Of the worst 25 performing exchange traded products, which include exchange traded notes and ETFs, on Tuesday, 14 tracked energy-related stocks, oil futures and natural gas producers.

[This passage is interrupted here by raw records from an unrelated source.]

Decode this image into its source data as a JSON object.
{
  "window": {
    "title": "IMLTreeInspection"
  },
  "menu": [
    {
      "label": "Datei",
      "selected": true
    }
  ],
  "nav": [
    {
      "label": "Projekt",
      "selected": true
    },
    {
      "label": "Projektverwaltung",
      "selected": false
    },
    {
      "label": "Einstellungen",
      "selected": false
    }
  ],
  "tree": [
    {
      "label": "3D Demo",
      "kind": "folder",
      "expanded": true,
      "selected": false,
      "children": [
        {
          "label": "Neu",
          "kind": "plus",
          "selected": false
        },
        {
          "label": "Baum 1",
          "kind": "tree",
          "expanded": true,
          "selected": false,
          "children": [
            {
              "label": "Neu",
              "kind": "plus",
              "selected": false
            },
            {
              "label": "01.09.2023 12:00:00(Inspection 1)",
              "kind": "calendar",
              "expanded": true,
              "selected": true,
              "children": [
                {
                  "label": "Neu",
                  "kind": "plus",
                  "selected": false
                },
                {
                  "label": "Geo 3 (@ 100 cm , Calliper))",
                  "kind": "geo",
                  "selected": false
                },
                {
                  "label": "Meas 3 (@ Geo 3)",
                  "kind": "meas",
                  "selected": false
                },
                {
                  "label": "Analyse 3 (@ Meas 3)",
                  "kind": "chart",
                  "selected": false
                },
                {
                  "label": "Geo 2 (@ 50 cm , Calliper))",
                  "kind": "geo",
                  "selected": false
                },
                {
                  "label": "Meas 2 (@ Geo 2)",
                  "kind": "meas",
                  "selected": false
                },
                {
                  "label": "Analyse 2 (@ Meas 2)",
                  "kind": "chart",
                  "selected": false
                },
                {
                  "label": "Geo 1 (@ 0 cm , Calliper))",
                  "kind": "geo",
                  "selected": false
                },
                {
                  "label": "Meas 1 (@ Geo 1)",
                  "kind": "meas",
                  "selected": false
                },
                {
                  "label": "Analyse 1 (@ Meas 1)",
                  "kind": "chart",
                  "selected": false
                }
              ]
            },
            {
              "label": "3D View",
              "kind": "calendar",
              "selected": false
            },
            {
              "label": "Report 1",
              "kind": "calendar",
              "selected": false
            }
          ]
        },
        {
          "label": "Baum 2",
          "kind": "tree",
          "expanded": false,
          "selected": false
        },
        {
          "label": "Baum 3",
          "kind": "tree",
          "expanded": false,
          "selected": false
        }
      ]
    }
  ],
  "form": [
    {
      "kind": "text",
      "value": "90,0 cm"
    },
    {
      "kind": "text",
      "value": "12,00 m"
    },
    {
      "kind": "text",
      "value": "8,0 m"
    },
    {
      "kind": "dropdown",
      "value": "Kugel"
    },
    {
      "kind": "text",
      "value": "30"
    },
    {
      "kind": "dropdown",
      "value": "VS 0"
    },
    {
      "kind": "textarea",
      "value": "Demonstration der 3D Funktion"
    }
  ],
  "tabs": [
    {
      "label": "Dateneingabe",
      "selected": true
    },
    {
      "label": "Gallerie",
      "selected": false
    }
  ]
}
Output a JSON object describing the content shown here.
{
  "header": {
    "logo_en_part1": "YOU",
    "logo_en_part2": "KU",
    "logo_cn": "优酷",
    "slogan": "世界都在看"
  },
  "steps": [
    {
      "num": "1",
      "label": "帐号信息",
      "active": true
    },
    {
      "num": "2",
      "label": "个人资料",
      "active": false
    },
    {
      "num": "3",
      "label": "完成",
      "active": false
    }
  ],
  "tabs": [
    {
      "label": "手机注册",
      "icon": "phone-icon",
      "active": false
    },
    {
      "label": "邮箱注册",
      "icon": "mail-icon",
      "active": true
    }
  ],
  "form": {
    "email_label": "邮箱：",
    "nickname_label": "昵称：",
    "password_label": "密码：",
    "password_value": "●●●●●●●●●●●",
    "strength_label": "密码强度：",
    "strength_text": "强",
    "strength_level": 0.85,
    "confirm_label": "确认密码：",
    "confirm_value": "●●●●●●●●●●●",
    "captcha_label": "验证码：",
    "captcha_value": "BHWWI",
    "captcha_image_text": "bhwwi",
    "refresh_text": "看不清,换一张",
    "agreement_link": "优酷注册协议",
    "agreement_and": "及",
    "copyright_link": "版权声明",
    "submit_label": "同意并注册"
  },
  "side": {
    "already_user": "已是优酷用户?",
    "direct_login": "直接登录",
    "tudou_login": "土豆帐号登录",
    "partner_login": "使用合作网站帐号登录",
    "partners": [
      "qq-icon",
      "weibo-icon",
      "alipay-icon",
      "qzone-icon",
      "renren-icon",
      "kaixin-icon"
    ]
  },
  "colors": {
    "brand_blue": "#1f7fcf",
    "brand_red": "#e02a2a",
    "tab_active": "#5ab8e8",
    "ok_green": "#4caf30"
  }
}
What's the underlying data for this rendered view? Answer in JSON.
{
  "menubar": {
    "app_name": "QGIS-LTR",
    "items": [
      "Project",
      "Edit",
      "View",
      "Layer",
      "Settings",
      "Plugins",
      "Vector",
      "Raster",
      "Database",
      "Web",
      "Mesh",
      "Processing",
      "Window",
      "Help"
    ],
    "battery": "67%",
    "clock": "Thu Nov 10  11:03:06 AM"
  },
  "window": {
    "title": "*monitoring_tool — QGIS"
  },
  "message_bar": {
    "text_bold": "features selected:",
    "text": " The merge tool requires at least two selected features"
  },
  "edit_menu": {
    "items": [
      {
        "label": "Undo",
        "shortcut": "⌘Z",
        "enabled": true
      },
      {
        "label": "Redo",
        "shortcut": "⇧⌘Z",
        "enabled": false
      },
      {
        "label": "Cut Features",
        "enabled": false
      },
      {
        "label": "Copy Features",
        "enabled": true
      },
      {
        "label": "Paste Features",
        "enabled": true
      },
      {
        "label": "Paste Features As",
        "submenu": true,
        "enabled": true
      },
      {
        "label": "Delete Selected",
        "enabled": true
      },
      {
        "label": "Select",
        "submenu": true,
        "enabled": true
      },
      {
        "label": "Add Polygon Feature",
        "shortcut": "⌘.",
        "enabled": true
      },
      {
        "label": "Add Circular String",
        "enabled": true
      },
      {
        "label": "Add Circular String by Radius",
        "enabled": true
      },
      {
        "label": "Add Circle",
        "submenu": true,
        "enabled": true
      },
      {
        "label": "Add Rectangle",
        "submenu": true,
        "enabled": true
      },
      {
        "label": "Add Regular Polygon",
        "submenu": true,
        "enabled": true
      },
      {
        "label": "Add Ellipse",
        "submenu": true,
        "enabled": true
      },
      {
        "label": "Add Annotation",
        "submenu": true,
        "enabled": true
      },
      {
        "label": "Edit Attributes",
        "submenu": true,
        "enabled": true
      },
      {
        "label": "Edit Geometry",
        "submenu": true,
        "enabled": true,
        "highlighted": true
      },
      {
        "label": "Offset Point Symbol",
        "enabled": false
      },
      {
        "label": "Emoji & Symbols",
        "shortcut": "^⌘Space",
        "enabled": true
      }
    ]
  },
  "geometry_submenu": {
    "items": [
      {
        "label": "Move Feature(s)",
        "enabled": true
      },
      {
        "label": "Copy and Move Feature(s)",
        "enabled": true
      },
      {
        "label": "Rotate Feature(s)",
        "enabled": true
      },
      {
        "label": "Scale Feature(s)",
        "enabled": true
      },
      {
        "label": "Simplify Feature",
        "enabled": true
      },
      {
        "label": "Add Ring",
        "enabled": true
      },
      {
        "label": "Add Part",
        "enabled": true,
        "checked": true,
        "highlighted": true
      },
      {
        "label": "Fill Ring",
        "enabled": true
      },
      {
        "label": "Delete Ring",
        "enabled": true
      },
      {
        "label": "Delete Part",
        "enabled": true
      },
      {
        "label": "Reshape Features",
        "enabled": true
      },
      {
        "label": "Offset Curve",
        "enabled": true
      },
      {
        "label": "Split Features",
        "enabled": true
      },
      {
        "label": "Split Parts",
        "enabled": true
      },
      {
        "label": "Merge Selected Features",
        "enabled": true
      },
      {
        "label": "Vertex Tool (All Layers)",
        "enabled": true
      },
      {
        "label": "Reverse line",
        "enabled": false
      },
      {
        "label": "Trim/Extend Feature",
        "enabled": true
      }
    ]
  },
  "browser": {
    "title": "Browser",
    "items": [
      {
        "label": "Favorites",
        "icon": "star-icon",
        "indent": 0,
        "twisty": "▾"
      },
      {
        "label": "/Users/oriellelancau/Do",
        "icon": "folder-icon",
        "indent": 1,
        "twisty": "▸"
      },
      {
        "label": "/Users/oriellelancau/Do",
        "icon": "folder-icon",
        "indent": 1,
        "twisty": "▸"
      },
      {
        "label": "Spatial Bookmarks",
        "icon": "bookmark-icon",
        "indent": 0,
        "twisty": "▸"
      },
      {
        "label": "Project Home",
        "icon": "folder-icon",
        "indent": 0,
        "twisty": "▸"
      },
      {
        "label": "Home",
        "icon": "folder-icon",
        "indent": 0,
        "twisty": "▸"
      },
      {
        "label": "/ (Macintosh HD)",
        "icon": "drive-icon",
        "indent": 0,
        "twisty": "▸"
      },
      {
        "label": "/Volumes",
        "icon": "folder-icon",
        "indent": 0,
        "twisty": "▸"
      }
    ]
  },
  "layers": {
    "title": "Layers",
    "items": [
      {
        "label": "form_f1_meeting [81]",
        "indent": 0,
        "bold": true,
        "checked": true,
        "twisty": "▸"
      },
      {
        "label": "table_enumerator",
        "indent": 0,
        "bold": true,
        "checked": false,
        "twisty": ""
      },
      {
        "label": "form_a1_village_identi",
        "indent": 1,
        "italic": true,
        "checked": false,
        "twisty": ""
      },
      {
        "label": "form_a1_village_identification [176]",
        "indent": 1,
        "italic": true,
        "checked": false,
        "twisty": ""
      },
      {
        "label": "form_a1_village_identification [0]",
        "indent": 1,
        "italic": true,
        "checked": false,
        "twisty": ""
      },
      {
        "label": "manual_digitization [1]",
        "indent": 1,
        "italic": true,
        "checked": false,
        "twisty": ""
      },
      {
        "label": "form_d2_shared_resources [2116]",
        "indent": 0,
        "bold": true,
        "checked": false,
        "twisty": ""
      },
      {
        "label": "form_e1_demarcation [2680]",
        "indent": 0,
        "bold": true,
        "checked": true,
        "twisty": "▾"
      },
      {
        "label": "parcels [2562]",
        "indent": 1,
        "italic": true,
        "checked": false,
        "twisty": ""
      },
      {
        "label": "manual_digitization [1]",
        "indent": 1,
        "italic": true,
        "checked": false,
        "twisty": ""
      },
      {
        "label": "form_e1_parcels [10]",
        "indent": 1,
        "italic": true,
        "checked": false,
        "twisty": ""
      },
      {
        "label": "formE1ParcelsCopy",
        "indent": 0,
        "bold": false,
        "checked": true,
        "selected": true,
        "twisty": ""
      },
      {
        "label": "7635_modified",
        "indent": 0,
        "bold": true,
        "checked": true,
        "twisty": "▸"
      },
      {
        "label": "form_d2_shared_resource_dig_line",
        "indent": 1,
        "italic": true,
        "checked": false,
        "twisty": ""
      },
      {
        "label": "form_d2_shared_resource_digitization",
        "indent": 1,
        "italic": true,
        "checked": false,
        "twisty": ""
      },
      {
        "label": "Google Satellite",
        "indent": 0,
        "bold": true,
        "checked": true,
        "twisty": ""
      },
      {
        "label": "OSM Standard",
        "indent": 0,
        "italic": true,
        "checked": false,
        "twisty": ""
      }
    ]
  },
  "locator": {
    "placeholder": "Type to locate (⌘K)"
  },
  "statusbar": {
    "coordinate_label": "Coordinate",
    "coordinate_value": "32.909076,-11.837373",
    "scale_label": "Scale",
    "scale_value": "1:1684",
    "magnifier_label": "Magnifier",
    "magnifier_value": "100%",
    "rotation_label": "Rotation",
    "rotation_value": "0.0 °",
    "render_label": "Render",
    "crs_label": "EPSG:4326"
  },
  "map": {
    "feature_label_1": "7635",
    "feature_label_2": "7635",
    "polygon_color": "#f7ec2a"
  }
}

Additionally, 4 were Russia-related ETFs, which also include heavy exposure to the energy sector, notably oil giants Gazprom and Lukoil.

For instance, the First Trust ISE-Revere Natural Gas Index Fund (NYSEArca: FCG) dipped 1.6%, iPath S&P GSCI Crude Oil Total Return Index ETN (NYSEArca: OIL) fell 2.3% and  PowerShares S&P SmallCap Energy Portfolio (NasdaqGS: PSCE) declined 1.7% on Tuesday.

Additionally, the iShares MSCI Russia Capped ETF (NYSEArca: ERUS), which includes a 48.1% position in energy stocks, decreased 2.4% on Tuesday. [Russia ETFs’ Fate Lies in Recovering Oil Prices]

Meanwhile, West Texas Intermediate crude oil futures traded 1.5% lower to $74.6 per barrel while Brent crude oil futures was down 1.1% to $78.8 per barrel.

Ahead of the November 27 meeting, Igor Sechin, who runs Russian state oil producer OAO Rosneft, said that Venezuela, Saudi Arabia, Mexico and Russia did not commit to diminishing output in an attempt to offset falling oil prices, reports Moming Zhou for Bloomberg.

“Even those four countries are not agreeing to any kind of cut, and the last thing the Saudis want is to be the ones doing all the cutting,” Tariq Zahir, a commodity fund manager at Tyche Capital Advisors, said in the Bloomberg article. “You have to get an above 2-million-barrel cut from OPEC to stabilize the market.”